Work task: Count the lines of the records below that hold the word "GARDEN", and give only the number.

+++ Supplied material

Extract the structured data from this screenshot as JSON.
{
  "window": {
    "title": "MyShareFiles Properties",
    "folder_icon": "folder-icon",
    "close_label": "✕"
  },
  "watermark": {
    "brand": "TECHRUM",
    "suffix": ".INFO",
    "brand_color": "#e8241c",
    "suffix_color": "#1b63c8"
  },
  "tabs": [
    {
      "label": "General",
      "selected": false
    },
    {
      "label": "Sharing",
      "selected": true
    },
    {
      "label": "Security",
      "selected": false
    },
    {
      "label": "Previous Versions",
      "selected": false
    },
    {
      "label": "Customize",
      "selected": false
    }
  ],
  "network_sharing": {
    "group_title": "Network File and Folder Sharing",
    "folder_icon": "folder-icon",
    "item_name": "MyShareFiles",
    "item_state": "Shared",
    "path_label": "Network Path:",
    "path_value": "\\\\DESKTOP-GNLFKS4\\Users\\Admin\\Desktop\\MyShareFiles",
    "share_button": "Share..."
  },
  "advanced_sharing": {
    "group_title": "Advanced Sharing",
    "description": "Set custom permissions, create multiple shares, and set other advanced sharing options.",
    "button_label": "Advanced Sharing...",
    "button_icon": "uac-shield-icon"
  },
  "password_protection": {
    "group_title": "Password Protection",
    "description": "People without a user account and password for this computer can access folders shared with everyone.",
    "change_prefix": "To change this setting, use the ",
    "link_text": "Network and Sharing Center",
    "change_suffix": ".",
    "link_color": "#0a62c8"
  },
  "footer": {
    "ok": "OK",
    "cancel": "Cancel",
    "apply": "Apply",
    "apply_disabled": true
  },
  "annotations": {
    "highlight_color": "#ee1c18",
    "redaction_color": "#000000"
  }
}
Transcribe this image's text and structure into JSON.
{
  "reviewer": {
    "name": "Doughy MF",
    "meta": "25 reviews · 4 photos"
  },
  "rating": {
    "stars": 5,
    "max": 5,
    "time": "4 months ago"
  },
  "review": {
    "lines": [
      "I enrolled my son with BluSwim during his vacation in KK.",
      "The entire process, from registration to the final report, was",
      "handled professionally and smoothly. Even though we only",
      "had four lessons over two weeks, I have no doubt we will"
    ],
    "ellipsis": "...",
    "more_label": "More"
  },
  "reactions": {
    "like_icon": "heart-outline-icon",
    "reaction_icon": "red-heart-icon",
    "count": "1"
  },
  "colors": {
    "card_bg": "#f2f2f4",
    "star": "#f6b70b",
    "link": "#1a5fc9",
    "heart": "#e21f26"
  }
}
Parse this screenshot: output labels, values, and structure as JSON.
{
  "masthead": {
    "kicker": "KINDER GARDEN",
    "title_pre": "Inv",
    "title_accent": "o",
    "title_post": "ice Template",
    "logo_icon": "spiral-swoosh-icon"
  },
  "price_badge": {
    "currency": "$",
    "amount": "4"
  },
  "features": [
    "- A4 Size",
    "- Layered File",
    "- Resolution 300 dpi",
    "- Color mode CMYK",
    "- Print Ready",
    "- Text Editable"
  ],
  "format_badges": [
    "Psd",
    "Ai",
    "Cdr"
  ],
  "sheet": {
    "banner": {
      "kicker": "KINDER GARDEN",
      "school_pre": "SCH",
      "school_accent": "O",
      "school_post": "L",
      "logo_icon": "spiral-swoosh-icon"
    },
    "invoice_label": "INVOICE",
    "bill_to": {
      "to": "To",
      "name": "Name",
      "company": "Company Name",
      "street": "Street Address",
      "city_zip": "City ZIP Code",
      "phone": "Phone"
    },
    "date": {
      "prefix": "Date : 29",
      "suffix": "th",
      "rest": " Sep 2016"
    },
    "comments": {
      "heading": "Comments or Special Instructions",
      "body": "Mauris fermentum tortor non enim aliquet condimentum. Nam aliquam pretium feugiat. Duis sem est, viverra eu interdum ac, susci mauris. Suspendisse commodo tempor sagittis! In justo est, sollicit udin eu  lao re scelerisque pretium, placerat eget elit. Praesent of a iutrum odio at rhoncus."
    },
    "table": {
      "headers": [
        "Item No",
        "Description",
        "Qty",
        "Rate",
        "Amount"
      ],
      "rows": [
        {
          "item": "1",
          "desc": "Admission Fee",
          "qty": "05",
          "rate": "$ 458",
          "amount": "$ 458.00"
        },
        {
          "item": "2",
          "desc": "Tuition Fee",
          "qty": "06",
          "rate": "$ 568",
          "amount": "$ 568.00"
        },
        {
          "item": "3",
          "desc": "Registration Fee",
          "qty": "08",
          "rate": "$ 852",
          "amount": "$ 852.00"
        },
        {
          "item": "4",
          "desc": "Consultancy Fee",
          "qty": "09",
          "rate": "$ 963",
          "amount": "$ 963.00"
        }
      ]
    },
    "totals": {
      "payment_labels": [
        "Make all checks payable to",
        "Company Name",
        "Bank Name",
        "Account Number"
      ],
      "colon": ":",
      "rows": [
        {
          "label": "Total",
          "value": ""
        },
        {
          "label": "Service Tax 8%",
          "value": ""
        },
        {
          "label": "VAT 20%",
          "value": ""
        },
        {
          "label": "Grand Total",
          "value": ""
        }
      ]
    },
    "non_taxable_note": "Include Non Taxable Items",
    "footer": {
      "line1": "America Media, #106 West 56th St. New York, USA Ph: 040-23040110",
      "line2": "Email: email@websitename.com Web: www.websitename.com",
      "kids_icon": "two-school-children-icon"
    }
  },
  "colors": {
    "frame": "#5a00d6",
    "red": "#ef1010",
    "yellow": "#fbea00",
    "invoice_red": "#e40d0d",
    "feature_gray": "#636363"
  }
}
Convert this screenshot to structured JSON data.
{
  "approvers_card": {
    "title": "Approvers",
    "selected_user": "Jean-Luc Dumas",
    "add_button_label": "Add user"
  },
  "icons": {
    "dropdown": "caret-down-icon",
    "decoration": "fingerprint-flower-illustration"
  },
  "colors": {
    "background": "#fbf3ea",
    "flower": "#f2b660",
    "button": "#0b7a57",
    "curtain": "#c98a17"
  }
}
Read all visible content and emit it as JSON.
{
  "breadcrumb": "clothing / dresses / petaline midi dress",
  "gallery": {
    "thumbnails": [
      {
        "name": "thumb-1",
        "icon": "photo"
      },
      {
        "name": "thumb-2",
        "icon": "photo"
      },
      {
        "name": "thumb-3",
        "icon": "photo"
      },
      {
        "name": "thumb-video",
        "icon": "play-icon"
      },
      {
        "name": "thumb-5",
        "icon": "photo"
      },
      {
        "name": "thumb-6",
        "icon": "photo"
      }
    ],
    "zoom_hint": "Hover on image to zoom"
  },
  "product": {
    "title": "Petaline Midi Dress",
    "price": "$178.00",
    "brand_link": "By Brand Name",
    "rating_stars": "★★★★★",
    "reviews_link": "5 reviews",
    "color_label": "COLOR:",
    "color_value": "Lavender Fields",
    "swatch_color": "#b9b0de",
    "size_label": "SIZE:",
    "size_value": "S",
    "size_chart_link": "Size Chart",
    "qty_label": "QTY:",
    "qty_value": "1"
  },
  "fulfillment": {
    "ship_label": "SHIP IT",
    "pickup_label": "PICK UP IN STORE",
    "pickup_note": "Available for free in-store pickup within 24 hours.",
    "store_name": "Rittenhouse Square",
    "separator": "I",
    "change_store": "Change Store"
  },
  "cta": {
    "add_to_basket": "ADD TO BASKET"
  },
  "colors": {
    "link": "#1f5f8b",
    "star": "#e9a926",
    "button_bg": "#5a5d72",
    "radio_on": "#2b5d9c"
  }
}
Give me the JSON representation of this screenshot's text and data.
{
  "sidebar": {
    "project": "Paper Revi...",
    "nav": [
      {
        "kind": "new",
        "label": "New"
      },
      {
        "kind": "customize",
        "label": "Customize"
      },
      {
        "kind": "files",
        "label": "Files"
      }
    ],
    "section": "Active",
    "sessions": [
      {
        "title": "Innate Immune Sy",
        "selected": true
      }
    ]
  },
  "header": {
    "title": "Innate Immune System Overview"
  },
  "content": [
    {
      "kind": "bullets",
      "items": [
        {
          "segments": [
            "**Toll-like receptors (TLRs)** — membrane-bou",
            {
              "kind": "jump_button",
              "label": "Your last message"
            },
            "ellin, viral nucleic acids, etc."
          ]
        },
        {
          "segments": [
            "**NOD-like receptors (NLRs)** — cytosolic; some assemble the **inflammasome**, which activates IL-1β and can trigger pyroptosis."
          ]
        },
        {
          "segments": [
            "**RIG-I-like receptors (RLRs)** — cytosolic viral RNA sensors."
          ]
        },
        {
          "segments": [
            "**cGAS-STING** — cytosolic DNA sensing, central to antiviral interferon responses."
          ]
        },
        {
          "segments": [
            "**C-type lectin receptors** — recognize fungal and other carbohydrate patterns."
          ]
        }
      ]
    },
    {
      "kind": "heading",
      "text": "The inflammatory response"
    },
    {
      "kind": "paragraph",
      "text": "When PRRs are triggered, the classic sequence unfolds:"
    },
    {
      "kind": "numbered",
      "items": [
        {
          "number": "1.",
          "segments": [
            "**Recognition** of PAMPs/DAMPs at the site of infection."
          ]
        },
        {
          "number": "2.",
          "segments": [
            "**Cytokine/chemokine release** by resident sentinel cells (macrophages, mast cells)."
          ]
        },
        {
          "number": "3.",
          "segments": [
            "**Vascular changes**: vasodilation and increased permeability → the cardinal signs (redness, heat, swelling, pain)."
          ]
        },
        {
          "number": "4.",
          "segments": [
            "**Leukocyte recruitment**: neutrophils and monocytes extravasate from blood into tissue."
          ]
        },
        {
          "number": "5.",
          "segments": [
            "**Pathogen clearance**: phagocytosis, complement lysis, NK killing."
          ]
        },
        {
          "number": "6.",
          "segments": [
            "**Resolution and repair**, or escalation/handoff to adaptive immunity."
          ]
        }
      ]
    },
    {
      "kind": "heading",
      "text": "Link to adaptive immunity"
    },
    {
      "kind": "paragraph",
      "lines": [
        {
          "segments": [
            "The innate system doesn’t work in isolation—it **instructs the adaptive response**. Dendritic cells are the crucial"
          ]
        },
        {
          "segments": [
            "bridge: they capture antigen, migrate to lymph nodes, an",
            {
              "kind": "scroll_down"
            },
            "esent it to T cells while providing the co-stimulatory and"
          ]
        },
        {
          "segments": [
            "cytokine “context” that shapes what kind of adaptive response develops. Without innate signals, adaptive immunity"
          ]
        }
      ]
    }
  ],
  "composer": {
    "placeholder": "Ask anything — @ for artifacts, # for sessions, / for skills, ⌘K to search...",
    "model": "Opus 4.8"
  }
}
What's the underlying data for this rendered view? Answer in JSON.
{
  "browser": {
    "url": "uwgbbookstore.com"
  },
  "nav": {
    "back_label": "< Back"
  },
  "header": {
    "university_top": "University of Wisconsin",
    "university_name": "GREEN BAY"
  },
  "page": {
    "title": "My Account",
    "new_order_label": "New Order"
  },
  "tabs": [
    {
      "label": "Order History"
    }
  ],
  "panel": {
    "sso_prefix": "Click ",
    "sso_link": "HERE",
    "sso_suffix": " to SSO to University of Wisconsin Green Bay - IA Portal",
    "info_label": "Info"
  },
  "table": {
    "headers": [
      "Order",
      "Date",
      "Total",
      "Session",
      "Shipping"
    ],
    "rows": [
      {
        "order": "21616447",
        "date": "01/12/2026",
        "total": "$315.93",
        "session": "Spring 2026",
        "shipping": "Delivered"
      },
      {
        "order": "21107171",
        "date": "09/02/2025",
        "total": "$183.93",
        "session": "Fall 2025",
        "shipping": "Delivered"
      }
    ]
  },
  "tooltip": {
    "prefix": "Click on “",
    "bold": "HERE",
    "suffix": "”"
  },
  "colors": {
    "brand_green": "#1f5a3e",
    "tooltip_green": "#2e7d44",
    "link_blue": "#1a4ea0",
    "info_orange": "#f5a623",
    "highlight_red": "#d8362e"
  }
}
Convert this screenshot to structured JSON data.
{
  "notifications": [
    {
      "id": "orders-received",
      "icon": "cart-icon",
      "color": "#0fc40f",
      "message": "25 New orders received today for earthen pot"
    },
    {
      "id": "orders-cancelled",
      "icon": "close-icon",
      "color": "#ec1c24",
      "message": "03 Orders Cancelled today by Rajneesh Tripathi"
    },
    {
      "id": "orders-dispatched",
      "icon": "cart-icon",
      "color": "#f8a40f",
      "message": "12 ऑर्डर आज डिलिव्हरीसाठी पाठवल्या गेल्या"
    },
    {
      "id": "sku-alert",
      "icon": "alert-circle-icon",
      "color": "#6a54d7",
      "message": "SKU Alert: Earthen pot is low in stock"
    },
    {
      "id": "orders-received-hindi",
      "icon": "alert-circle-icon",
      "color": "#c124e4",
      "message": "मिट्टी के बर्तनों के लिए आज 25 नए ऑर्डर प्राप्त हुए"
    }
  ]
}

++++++

Answer for this exercise: 2